She-Ra and the Princesses of Power
I am excited to see that She-Ra and the Princesses of Power has been so well-received. This relaunch of the 1980s cartoon show has a more modern sensibility, and it allows the character to stand on her own instead of being a He-Man adjunct. (I haven’t had a chance to see the show yet, but I believe it, since the revamp was created by Noelle Stevenson, whose Nimona, which did something similar to fantasy adventure stories, won an Eisner a couple of years of ago.) I’m told it’s a good watch for fans of Sailor Moon or Steven Universe.
The 13 half-hour episodes are produced by DreamWorks and all are now available on Netflix. The show
tells the epic story of an orphan named Adora, who leaves behind her former life in the evil Horde when she discovers a magic sword that transforms her into the mythical warrior princess She-Ra. Along the way, she finds a new family in the Rebellion as she unites a group of magical princesses in the ultimate fight against evil.
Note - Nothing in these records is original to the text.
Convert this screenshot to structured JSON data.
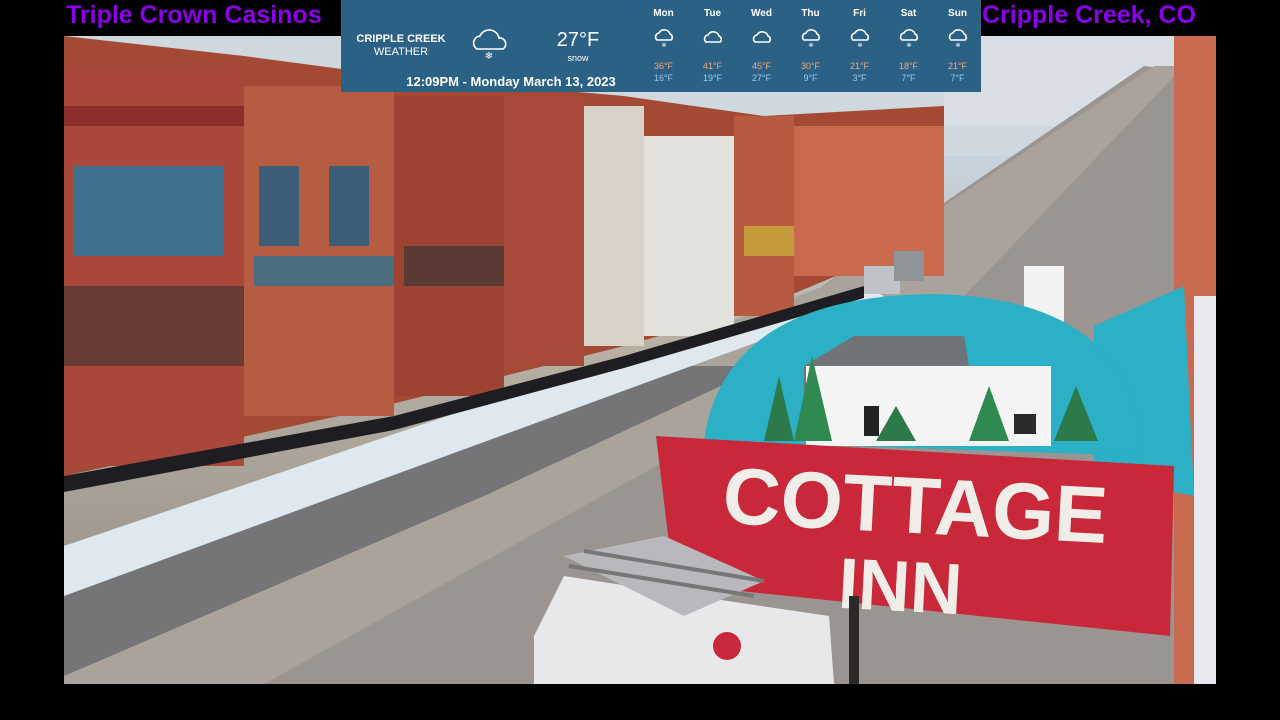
{
  "captions": {
    "left": "Triple Crown Casinos",
    "right": "Cripple Creek, CO",
    "color": "#8b00e8"
  },
  "weather": {
    "location_line1": "CRIPPLE CREEK",
    "location_line2": "WEATHER",
    "current_icon": "cloud-snow-icon",
    "temperature": "27°F",
    "condition": "snow",
    "datetime": "12:09PM - Monday March 13, 2023",
    "forecast": [
      {
        "day": "Mon",
        "icon": "cloud-snow-icon",
        "high": "36°F",
        "low": "16°F"
      },
      {
        "day": "Tue",
        "icon": "cloud-icon",
        "high": "41°F",
        "low": "19°F"
      },
      {
        "day": "Wed",
        "icon": "cloud-icon",
        "high": "45°F",
        "low": "27°F"
      },
      {
        "day": "Thu",
        "icon": "cloud-snow-icon",
        "high": "30°F",
        "low": "9°F"
      },
      {
        "day": "Fri",
        "icon": "cloud-snow-icon",
        "high": "21°F",
        "low": "3°F"
      },
      {
        "day": "Sat",
        "icon": "cloud-snow-icon",
        "high": "18°F",
        "low": "7°F"
      },
      {
        "day": "Sun",
        "icon": "cloud-snow-icon",
        "high": "21°F",
        "low": "7°F"
      }
    ]
  },
  "scene": {
    "sign_line1": "COTTAGE",
    "sign_line2": "INN",
    "sign_color": "#c8283a",
    "awning_color": "#2bb0c6"
  }
}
The show promoters sent me a super-cool t-shirt and a pack of character cards to bring me up to speed on the cast. There are a lot of them!
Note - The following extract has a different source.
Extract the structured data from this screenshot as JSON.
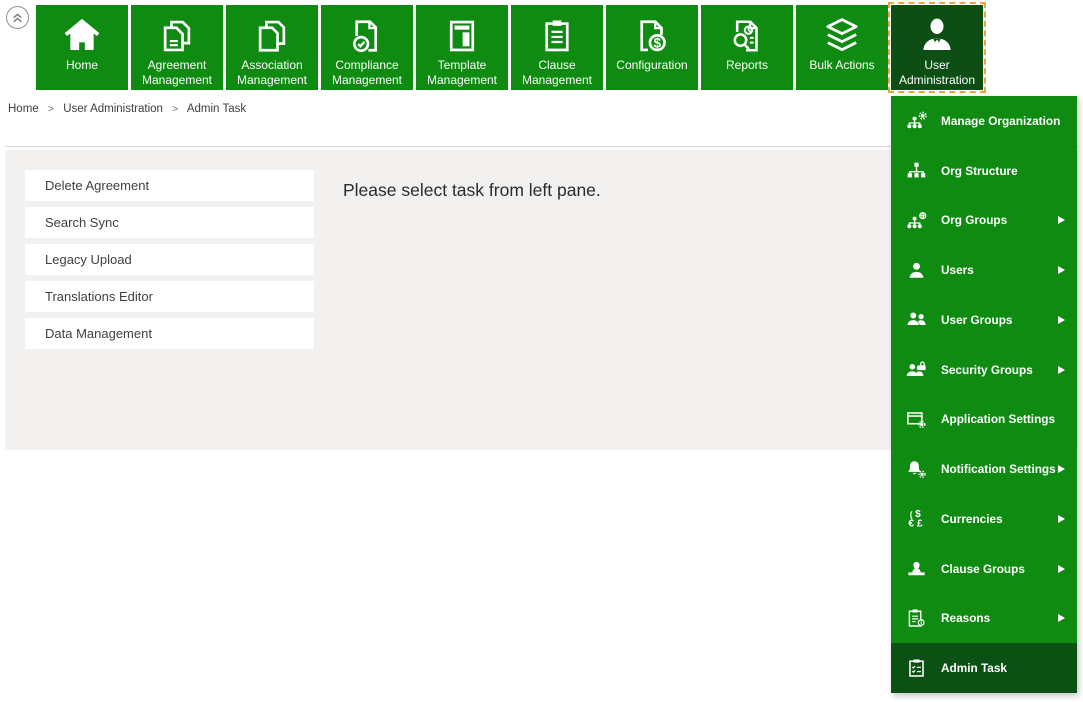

Aimee Carrero provides the voice of She-Ra/Adora, with Lauren Ash as Scorpia, AJ Michalka as Catra, Lorraine Toussaint as Shadow Weaver, Keston John as Hordak, Noelle Stevenson (!) as Spinnerella (which always makes me hear “Cut it up one time”), Krystal Joy Brown as Netossa, Christine Woods as Entrapta, Jordan Fisher as Seahawk, Vella Lovell as Mermista, Genesis Rodriguez as Perfuma, Merit Leighton as Frosta, Reshma Shetty as Angella, Marcus Scribner as Bow, Karen Fukuhara as Glimmer, and Sandra Oh as Castaspella.